Becoming a National Merit scholar is no easy feat. Over 3.5 million high school juniors take the PSAT, or National Merit Scholarship Qualifying Test, each fall and only 15,000 students qualify as National Merit finalists. Senior Khushi Shah has defied the seemingly impossible odds and has qualified for National Merit recognition.
Source from Khushi Shah Senior Khushi Shah has been named a National Merit scholarship final and will be attending Northeastern University in the fall.
Q. What does it mean to be a National Merit finalist?
Khushi Shah: When you’re a National Merit finalist, you’re part of a group of 15,000 students who get considered for scholarships from the National Merit Scholarship Corporation, individual colleges and universities, or private businesses.
Q. How were you able to accomplish this great achievement?
KS: I had already spent the summer after sophomore year studying for the SAT and since the PSAT, on which National Merit is based, is extremely similar to the SAT, I was able to study for both at the same time.
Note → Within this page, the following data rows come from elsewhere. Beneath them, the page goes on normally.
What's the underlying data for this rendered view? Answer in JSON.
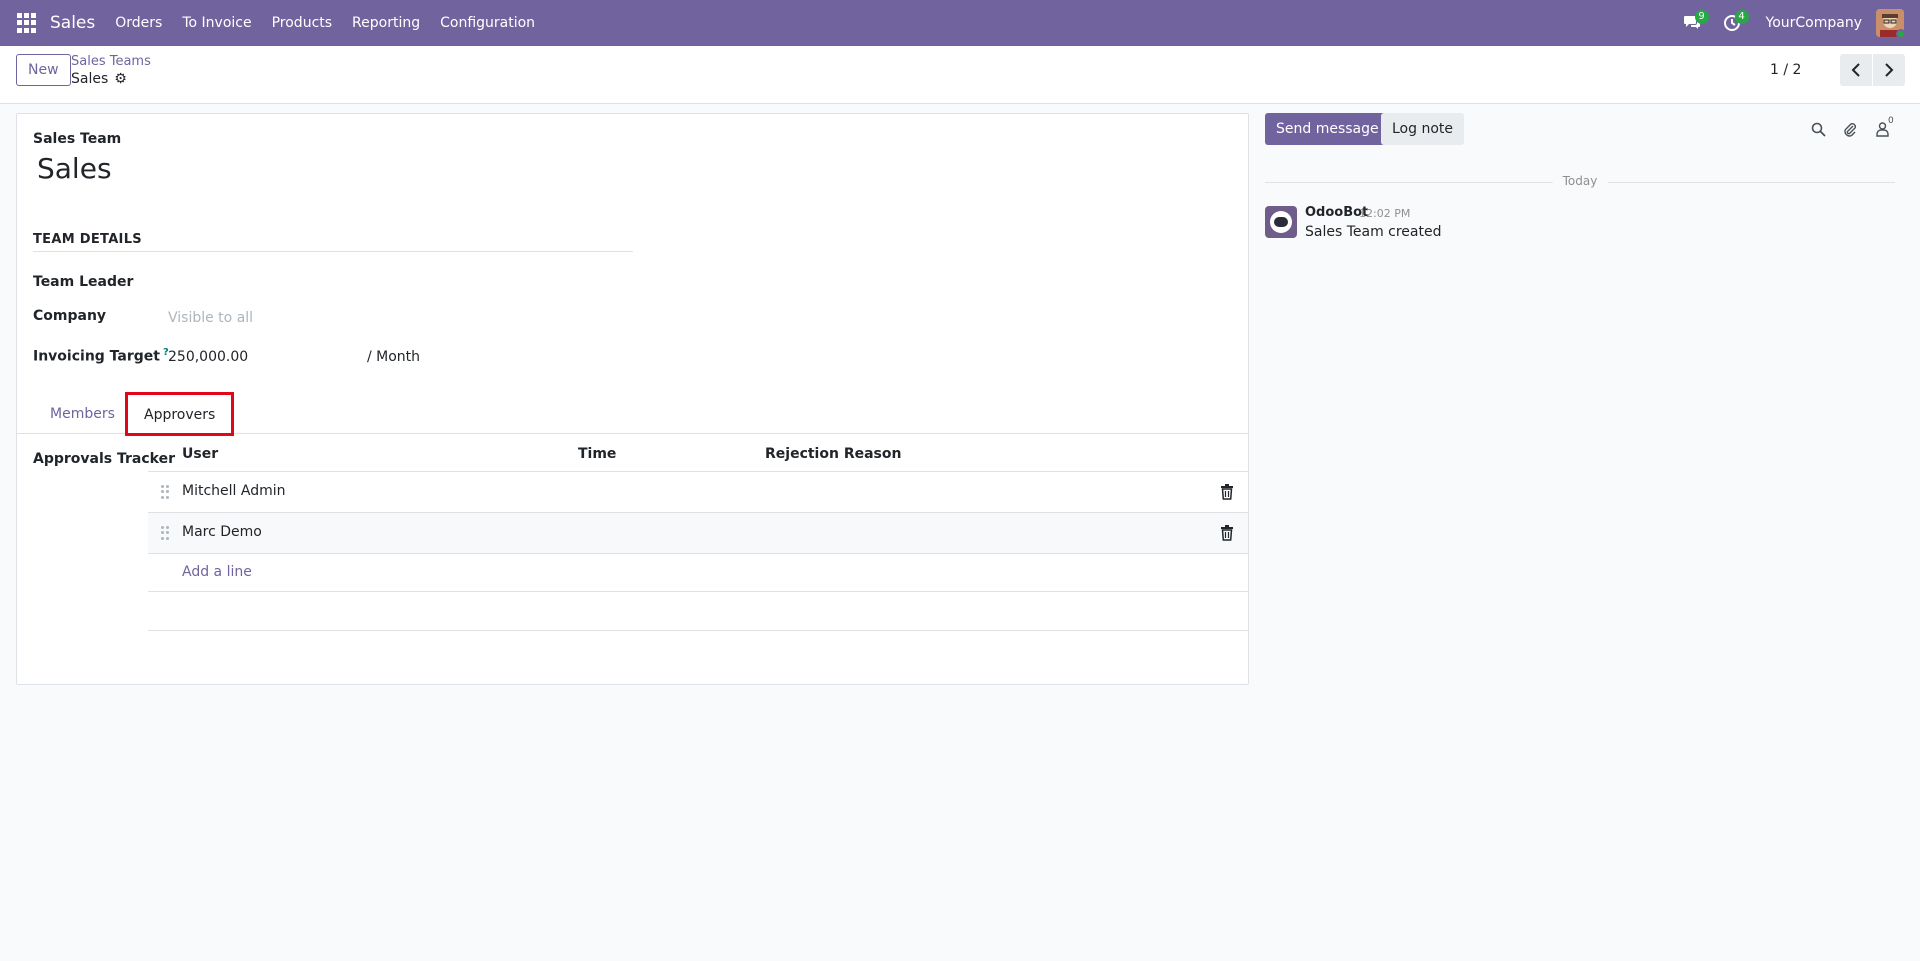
{
  "navbar": {
    "brand": "Sales",
    "menu": [
      "Orders",
      "To Invoice",
      "Products",
      "Reporting",
      "Configuration"
    ],
    "messages_badge": "9",
    "activities_badge": "4",
    "company": "YourCompany"
  },
  "control_panel": {
    "new_label": "New",
    "breadcrumb": "Sales Teams",
    "record": "Sales",
    "pager": "1 / 2"
  },
  "form": {
    "title_label": "Sales Team",
    "title": "Sales",
    "group_title": "TEAM DETAILS",
    "team_leader_label": "Team Leader",
    "company_label": "Company",
    "company_placeholder": "Visible to all",
    "invoicing_target_label": "Invoicing Target",
    "invoicing_target_help": "?",
    "invoicing_target_value": "250,000.00",
    "invoicing_target_suffix": "/ Month",
    "tabs": [
      "Members",
      "Approvers"
    ],
    "active_tab": "Approvers",
    "tracker_label": "Approvals Tracker",
    "columns": [
      "User",
      "Time",
      "Rejection Reason"
    ],
    "rows": [
      {
        "user": "Mitchell Admin",
        "time": "",
        "reason": ""
      },
      {
        "user": "Marc Demo",
        "time": "",
        "reason": ""
      }
    ],
    "add_line": "Add a line"
  },
  "chatter": {
    "send_message": "Send message",
    "log_note": "Log note",
    "followers_count": "0",
    "date_separator": "Today",
    "message": {
      "author": "OdooBot",
      "time": "12:02 PM",
      "body": "Sales Team created"
    }
  },
  "colors": {
    "brand": "#71639e",
    "badge": "#28a745",
    "highlight": "#e0071b"
  }
}
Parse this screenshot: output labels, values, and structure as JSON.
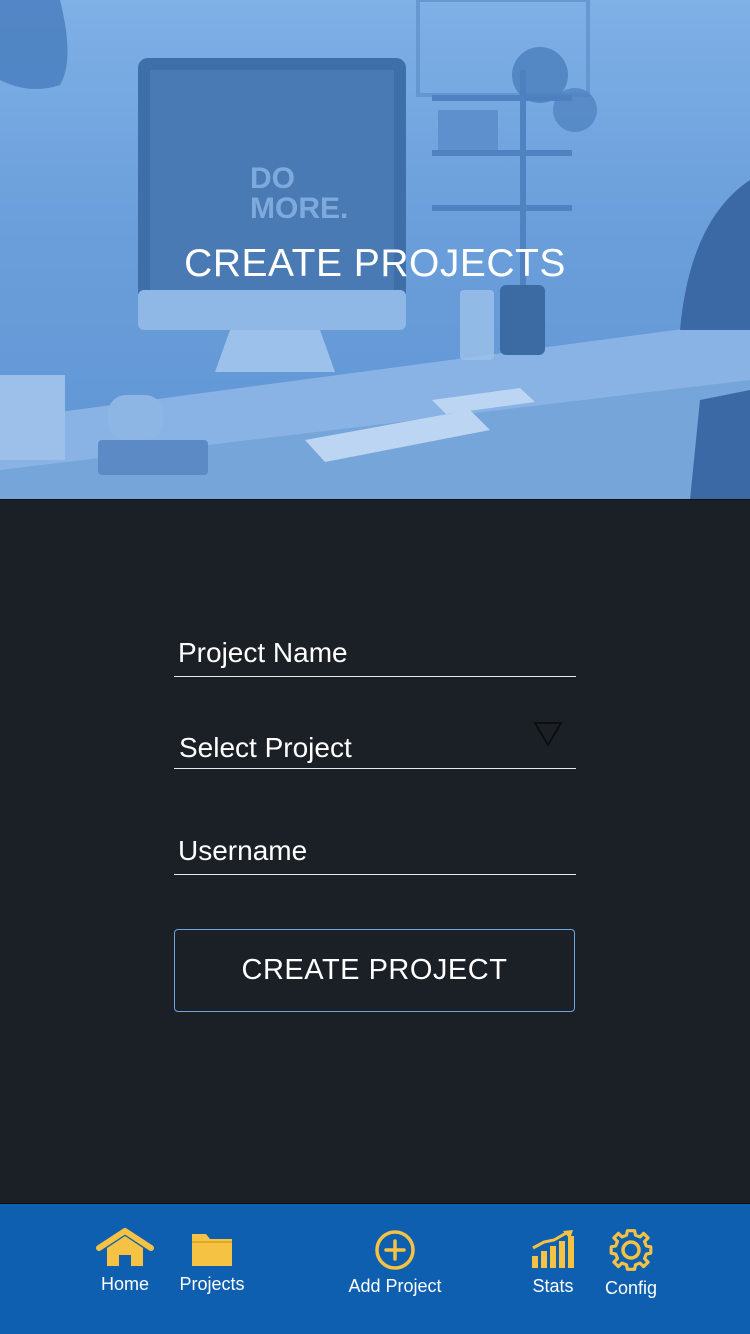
{
  "hero": {
    "title": "CREATE PROJECTS",
    "monitor_text_line1": "DO",
    "monitor_text_line2": "MORE."
  },
  "form": {
    "project_name_placeholder": "Project Name",
    "select_project_label": "Select Project",
    "username_placeholder": "Username",
    "submit_label": "CREATE PROJECT"
  },
  "tabbar": {
    "items": [
      {
        "label": "Home",
        "icon": "home-icon"
      },
      {
        "label": "Projects",
        "icon": "folder-icon"
      },
      {
        "label": "Add Project",
        "icon": "plus-circle-icon"
      },
      {
        "label": "Stats",
        "icon": "bar-chart-icon"
      },
      {
        "label": "Config",
        "icon": "gear-icon"
      }
    ]
  },
  "colors": {
    "background": "#1b1f26",
    "hero_tint": "#6b9fdb",
    "tabbar": "#0e5fb0",
    "icon_accent": "#f5c243",
    "button_border": "#6ea5e0",
    "text": "#ffffff"
  }
}
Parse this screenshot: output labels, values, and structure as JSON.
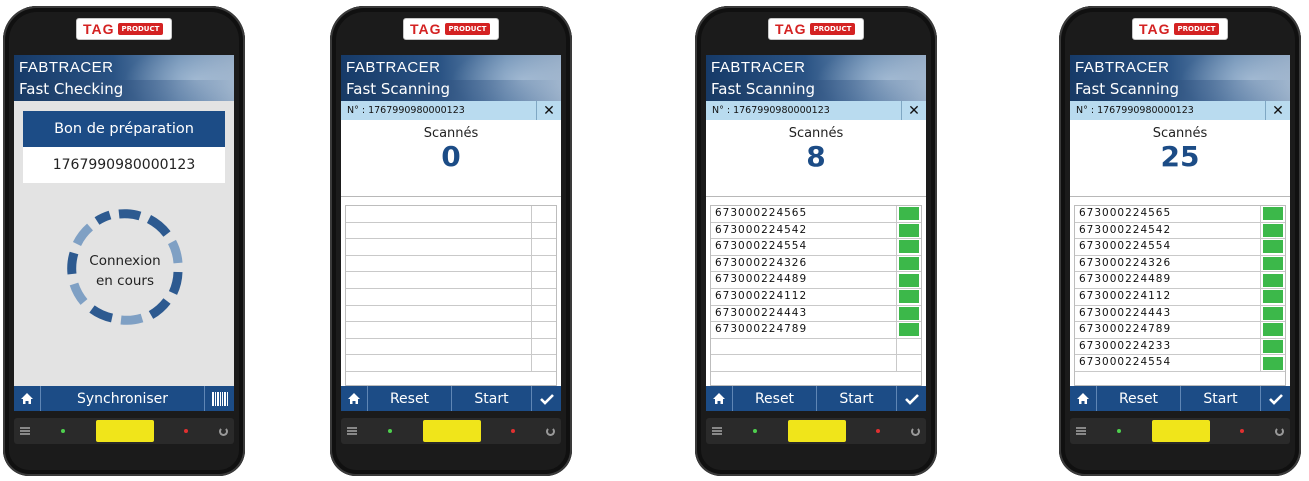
{
  "logo": {
    "tag": "TAG",
    "product": "PRODUCT"
  },
  "screens": [
    {
      "brand": "FABTRACER",
      "subtitle": "Fast Checking",
      "bon_label": "Bon de préparation",
      "bon_value": "1767990980000123",
      "connexion_line1": "Connexion",
      "connexion_line2": "en cours",
      "footer": {
        "home_icon": "home-icon",
        "sync_label": "Synchroniser",
        "barcode_icon": "barcode-icon"
      }
    },
    {
      "brand": "FABTRACER",
      "subtitle": "Fast Scanning",
      "number_label": "N° : 1767990980000123",
      "close_icon": "close-icon",
      "scanned_label": "Scannés",
      "scanned_count": "0",
      "items": [],
      "footer": {
        "reset": "Reset",
        "start": "Start",
        "check_icon": "check-icon"
      }
    },
    {
      "brand": "FABTRACER",
      "subtitle": "Fast Scanning",
      "number_label": "N° : 1767990980000123",
      "close_icon": "close-icon",
      "scanned_label": "Scannés",
      "scanned_count": "8",
      "items": [
        "673000224565",
        "673000224542",
        "673000224554",
        "673000224326",
        "673000224489",
        "673000224112",
        "673000224443",
        "673000224789"
      ],
      "footer": {
        "reset": "Reset",
        "start": "Start",
        "check_icon": "check-icon"
      }
    },
    {
      "brand": "FABTRACER",
      "subtitle": "Fast Scanning",
      "number_label": "N° : 1767990980000123",
      "close_icon": "close-icon",
      "scanned_label": "Scannés",
      "scanned_count": "25",
      "items": [
        "673000224565",
        "673000224542",
        "673000224554",
        "673000224326",
        "673000224489",
        "673000224112",
        "673000224443",
        "673000224789",
        "673000224233",
        "673000224554"
      ],
      "footer": {
        "reset": "Reset",
        "start": "Start",
        "check_icon": "check-icon"
      }
    }
  ],
  "colors": {
    "header_blue": "#1c4c86",
    "status_green": "#3cb84a",
    "number_bar": "#b9dbef",
    "scan_button": "#f0e51a"
  }
}
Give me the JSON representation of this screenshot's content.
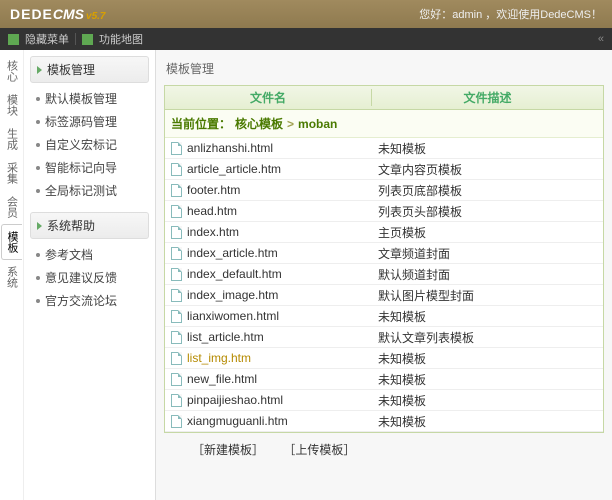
{
  "header": {
    "brand_dede": "DEDE",
    "brand_cms": "CMS",
    "version": "v5.7",
    "welcome": "您好：admin ，欢迎使用DedeCMS！"
  },
  "toolbar": {
    "hide_menu": "隐藏菜单",
    "site_map": "功能地图",
    "collapse": "«"
  },
  "vtabs": [
    "核心",
    "模块",
    "生成",
    "采集",
    "会员",
    "模板",
    "系统"
  ],
  "vtabs_active_index": 5,
  "sidebar": {
    "groups": [
      {
        "title": "模板管理",
        "items": [
          "默认模板管理",
          "标签源码管理",
          "自定义宏标记",
          "智能标记向导",
          "全局标记测试"
        ]
      },
      {
        "title": "系统帮助",
        "items": [
          "参考文档",
          "意见建议反馈",
          "官方交流论坛"
        ]
      }
    ]
  },
  "main": {
    "title": "模板管理",
    "columns": {
      "name": "文件名",
      "desc": "文件描述"
    },
    "breadcrumb": {
      "label": "当前位置：",
      "root": "核心模板",
      "sep": ">",
      "current": "moban"
    },
    "rows": [
      {
        "file": "anlizhanshi.html",
        "desc": "未知模板",
        "hl": false
      },
      {
        "file": "article_article.htm",
        "desc": "文章内容页模板",
        "hl": false
      },
      {
        "file": "footer.htm",
        "desc": "列表页底部模板",
        "hl": false
      },
      {
        "file": "head.htm",
        "desc": "列表页头部模板",
        "hl": false
      },
      {
        "file": "index.htm",
        "desc": "主页模板",
        "hl": false
      },
      {
        "file": "index_article.htm",
        "desc": "文章频道封面",
        "hl": false
      },
      {
        "file": "index_default.htm",
        "desc": "默认频道封面",
        "hl": false
      },
      {
        "file": "index_image.htm",
        "desc": "默认图片模型封面",
        "hl": false
      },
      {
        "file": "lianxiwomen.html",
        "desc": "未知模板",
        "hl": false
      },
      {
        "file": "list_article.htm",
        "desc": "默认文章列表模板",
        "hl": false
      },
      {
        "file": "list_img.htm",
        "desc": "未知模板",
        "hl": true
      },
      {
        "file": "new_file.html",
        "desc": "未知模板",
        "hl": false
      },
      {
        "file": "pinpaijieshao.html",
        "desc": "未知模板",
        "hl": false
      },
      {
        "file": "xiangmuguanli.htm",
        "desc": "未知模板",
        "hl": false
      }
    ],
    "actions": {
      "new": "［新建模板］",
      "upload": "［上传模板］"
    }
  }
}
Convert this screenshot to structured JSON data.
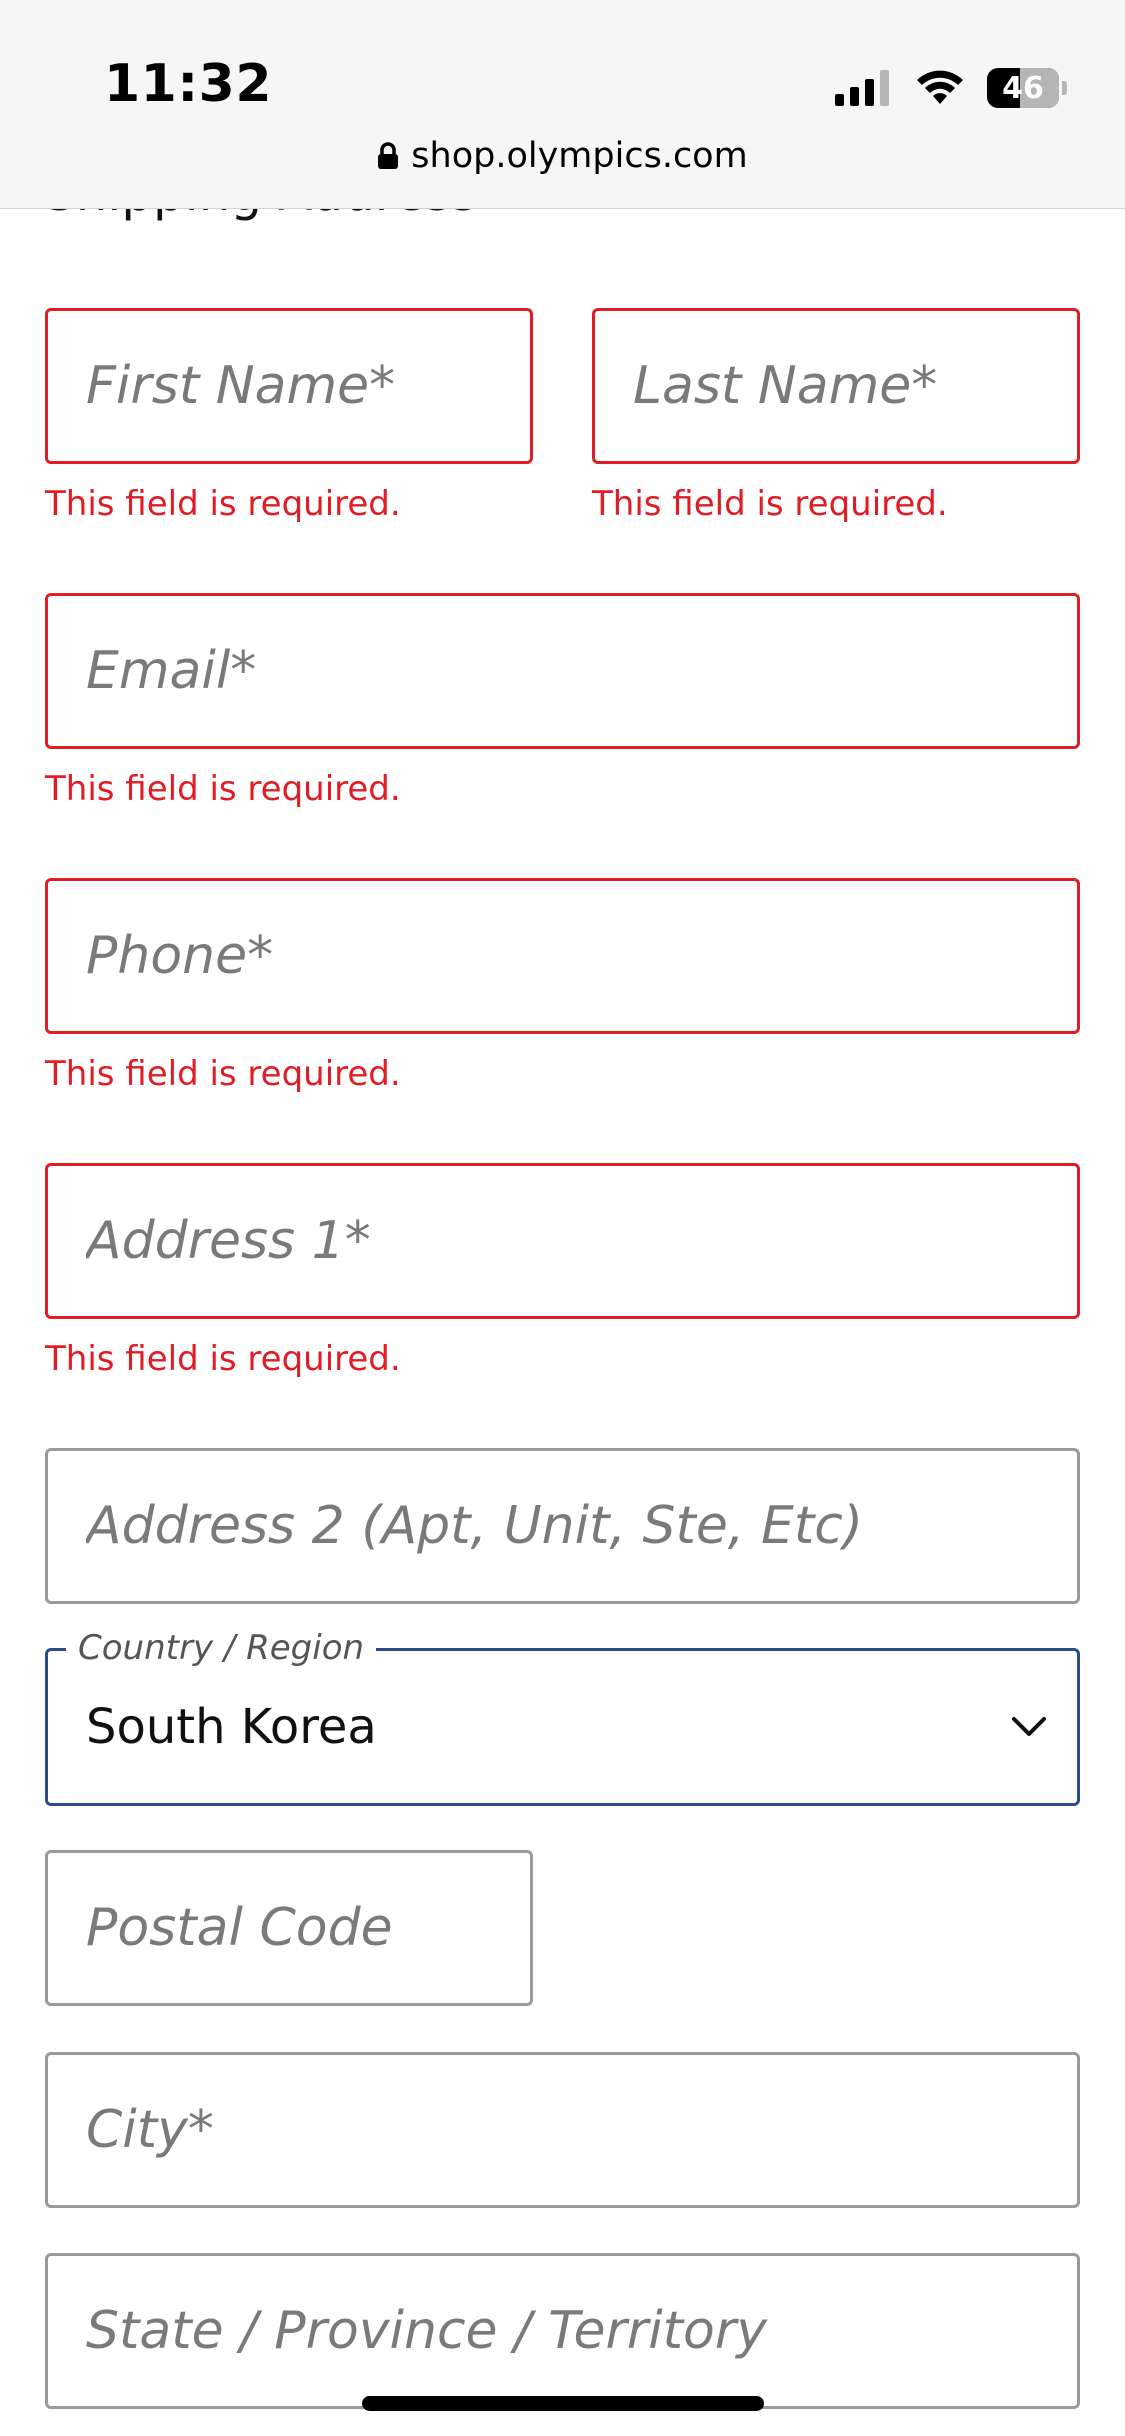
{
  "status_bar": {
    "time": "11:32",
    "battery_level": "46",
    "battery_fraction": 0.46,
    "icons": [
      "cellular-signal-icon",
      "wifi-icon",
      "battery-icon"
    ]
  },
  "browser": {
    "url": "shop.olympics.com",
    "icon": "lock-icon"
  },
  "form": {
    "section_heading": "Shipping Address",
    "first_name": {
      "placeholder": "First Name*",
      "error": "This field is required."
    },
    "last_name": {
      "placeholder": "Last Name*",
      "error": "This field is required."
    },
    "email": {
      "placeholder": "Email*",
      "error": "This field is required."
    },
    "phone": {
      "placeholder": "Phone*",
      "error": "This field is required."
    },
    "address1": {
      "placeholder": "Address 1*",
      "error": "This field is required."
    },
    "address2": {
      "placeholder": "Address 2 (Apt, Unit, Ste, Etc)"
    },
    "country": {
      "label": "Country / Region",
      "value": "South Korea"
    },
    "postal_code": {
      "placeholder": "Postal Code"
    },
    "city": {
      "placeholder": "City*"
    },
    "state": {
      "placeholder": "State / Province / Territory"
    }
  },
  "colors": {
    "error": "#e01c24",
    "focus_border": "#2b4b8c",
    "field_border": "#9a9a9a",
    "placeholder": "#7a7a7a"
  }
}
A big part of being successful on these types of tests is practice because you have to know the format of these questions and how to take the test. Once you get your strategies down, you just have to apply them!
Q. What advice do you have for students trying to become National Merit finalists?
KS: I would advise aspiring National Merit finalists to start studying early - no earlier than the end of sophomore year, though! - so that they can get as much practice as possible. Some people wait to take the SAT until spring of junior year but I definitely recommend taking it in the fall or winter so your preparation counts for both the SAT and the PSAT, and so you have time to take it again if you want to. On test day, don’t let anyone throw you off your game and don’t bring yourself down — know that you’ve practiced and that you’re prepared! Don’t skip any questions and make educated guesses if you have to. For the reading section especially, remember that the correct answer must be stated directly in the passage; you shouldn’t have to make inferences or generalizations.
Q. What keeps you motivated?
KS: I’m motivated by the prospect of future opportunities and of making my hard work pay off. The pandemic made it really easy to lose motivation and while I can definitely relate, I’ve been able to get my motivation up by remembering what I’m working towards and what kind of life I want to live one day. Giving yourself a mental break can be everything during stressful times such as this one, so be kind to yourself!